§ Exercise prompt
Would you copy each line of the data below that has "code"?

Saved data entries
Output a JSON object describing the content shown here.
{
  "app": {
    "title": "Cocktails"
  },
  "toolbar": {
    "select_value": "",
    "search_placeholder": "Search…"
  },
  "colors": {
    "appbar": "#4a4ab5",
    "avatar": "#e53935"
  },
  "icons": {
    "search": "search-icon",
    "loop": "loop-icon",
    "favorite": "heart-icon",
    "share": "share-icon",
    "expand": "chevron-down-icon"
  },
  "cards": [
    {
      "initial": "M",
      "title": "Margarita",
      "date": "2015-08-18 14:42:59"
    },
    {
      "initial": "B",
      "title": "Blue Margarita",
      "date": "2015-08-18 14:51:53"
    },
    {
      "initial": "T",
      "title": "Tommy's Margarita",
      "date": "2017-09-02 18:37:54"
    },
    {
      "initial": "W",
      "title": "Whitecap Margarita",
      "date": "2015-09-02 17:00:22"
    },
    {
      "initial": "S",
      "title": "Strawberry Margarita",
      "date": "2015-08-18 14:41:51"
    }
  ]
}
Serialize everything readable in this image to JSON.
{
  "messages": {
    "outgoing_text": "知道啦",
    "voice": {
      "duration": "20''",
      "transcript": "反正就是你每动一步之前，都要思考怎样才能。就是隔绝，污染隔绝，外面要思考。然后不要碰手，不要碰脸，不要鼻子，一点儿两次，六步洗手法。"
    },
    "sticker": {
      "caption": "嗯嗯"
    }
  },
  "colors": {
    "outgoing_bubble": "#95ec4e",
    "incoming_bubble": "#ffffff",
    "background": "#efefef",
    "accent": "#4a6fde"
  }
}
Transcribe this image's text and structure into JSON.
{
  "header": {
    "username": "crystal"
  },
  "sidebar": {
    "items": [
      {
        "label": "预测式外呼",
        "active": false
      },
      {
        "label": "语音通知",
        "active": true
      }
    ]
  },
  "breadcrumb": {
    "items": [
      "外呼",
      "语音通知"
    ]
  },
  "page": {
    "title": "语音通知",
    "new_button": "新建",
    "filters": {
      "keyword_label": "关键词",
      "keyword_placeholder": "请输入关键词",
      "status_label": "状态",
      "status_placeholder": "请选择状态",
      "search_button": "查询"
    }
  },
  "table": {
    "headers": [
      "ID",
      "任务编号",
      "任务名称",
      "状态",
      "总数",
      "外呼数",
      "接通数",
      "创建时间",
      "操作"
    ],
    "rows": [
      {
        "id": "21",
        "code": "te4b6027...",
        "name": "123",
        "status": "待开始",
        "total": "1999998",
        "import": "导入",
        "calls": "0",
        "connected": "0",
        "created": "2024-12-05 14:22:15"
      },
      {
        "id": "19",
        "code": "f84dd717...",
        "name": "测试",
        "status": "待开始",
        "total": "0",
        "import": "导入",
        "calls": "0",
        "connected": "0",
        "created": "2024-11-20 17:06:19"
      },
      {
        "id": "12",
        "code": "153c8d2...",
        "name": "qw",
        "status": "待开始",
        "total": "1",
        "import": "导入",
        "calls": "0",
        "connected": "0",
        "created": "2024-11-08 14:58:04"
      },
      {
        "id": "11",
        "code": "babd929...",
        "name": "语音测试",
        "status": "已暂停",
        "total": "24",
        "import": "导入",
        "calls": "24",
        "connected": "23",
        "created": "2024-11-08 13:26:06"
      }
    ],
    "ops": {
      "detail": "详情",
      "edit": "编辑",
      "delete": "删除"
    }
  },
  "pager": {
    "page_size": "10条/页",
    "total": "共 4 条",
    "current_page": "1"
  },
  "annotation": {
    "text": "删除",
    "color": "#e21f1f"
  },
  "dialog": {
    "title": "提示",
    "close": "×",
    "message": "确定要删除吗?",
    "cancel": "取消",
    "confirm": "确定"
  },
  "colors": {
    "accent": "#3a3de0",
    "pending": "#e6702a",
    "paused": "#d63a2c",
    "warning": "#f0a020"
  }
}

§ Result of this exercise
        "code": "te4b6027...",
        "code": "f84dd717...",
        "code": "153c8d2...",
        "code": "babd929...",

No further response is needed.